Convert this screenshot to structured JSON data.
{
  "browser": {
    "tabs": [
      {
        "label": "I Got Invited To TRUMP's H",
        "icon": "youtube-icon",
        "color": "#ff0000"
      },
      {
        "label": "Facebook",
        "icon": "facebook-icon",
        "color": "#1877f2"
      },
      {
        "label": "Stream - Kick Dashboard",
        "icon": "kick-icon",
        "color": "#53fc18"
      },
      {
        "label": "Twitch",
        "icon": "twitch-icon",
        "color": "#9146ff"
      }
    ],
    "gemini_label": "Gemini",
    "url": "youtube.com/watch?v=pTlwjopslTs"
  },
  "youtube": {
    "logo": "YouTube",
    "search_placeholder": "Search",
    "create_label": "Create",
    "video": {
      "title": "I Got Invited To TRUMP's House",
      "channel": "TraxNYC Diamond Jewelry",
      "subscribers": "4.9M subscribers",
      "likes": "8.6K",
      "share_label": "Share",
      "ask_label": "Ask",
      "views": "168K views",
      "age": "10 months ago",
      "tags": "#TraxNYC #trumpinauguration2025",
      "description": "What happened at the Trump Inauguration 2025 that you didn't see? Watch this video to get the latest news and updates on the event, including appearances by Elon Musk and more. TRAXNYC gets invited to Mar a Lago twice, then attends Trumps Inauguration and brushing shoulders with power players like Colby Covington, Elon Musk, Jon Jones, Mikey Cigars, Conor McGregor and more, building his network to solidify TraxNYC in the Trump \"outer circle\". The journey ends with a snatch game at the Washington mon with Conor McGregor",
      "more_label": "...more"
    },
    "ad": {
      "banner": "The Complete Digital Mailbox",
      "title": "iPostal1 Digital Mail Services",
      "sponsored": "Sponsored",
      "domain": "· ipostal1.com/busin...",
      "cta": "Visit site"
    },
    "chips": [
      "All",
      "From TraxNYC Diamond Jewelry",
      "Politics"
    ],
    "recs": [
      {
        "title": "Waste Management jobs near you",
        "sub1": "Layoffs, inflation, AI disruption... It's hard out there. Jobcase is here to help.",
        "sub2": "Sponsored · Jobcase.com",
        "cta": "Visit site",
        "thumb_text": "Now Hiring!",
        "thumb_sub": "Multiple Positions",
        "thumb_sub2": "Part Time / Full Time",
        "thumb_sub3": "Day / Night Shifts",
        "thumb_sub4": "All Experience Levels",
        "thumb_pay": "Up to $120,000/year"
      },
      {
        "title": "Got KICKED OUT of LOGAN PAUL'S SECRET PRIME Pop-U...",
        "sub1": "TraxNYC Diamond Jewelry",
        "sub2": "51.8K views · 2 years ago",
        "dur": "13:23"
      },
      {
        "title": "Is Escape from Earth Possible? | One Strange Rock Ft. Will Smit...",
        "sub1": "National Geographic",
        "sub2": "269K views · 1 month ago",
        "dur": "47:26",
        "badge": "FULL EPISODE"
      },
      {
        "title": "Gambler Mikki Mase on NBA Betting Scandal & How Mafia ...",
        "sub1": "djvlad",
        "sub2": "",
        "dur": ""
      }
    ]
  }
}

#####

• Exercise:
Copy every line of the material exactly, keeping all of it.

• Task output:
Convert this screenshot to structured JSON data.
{
  "browser": {
    "tabs": [
      {
        "label": "I Got Invited To TRUMP's H",
        "icon": "youtube-icon",
        "color": "#ff0000"
      },
      {
        "label": "Facebook",
        "icon": "facebook-icon",
        "color": "#1877f2"
      },
      {
        "label": "Stream - Kick Dashboard",
        "icon": "kick-icon",
        "color": "#53fc18"
      },
      {
        "label": "Twitch",
        "icon": "twitch-icon",
        "color": "#9146ff"
      }
    ],
    "gemini_label": "Gemini",
    "url": "youtube.com/watch?v=pTlwjopslTs"
  },
  "youtube": {
    "logo": "YouTube",
    "search_placeholder": "Search",
    "create_label": "Create",
    "video": {
      "title": "I Got Invited To TRUMP's House",
      "channel": "TraxNYC Diamond Jewelry",
      "subscribers": "4.9M subscribers",
      "likes": "8.6K",
      "share_label": "Share",
      "ask_label": "Ask",
      "views": "168K views",
      "age": "10 months ago",
      "tags": "#TraxNYC #trumpinauguration2025",
      "description": "What happened at the Trump Inauguration 2025 that you didn't see? Watch this video to get the latest news and updates on the event, including appearances by Elon Musk and more. TRAXNYC gets invited to Mar a Lago twice, then attends Trumps Inauguration and brushing shoulders with power players like Colby Covington, Elon Musk, Jon Jones, Mikey Cigars, Conor McGregor and more, building his network to solidify TraxNYC in the Trump \"outer circle\". The journey ends with a snatch game at the Washington mon with Conor McGregor",
      "more_label": "...more"
    },
    "ad": {
      "banner": "The Complete Digital Mailbox",
      "title": "iPostal1 Digital Mail Services",
      "sponsored": "Sponsored",
      "domain": "· ipostal1.com/busin...",
      "cta": "Visit site"
    },
    "chips": [
      "All",
      "From TraxNYC Diamond Jewelry",
      "Politics"
    ],
    "recs": [
      {
        "title": "Waste Management jobs near you",
        "sub1": "Layoffs, inflation, AI disruption... It's hard out there. Jobcase is here to help.",
        "sub2": "Sponsored · Jobcase.com",
        "cta": "Visit site",
        "thumb_text": "Now Hiring!",
        "thumb_sub": "Multiple Positions",
        "thumb_sub2": "Part Time / Full Time",
        "thumb_sub3": "Day / Night Shifts",
        "thumb_sub4": "All Experience Levels",
        "thumb_pay": "Up to $120,000/year"
      },
      {
        "title": "Got KICKED OUT of LOGAN PAUL'S SECRET PRIME Pop-U...",
        "sub1": "TraxNYC Diamond Jewelry",
        "sub2": "51.8K views · 2 years ago",
        "dur": "13:23"
      },
      {
        "title": "Is Escape from Earth Possible? | One Strange Rock Ft. Will Smit...",
        "sub1": "National Geographic",
        "sub2": "269K views · 1 month ago",
        "dur": "47:26",
        "badge": "FULL EPISODE"
      },
      {
        "title": "Gambler Mikki Mase on NBA Betting Scandal & How Mafia ...",
        "sub1": "djvlad",
        "sub2": "",
        "dur": ""
      }
    ]
  }
}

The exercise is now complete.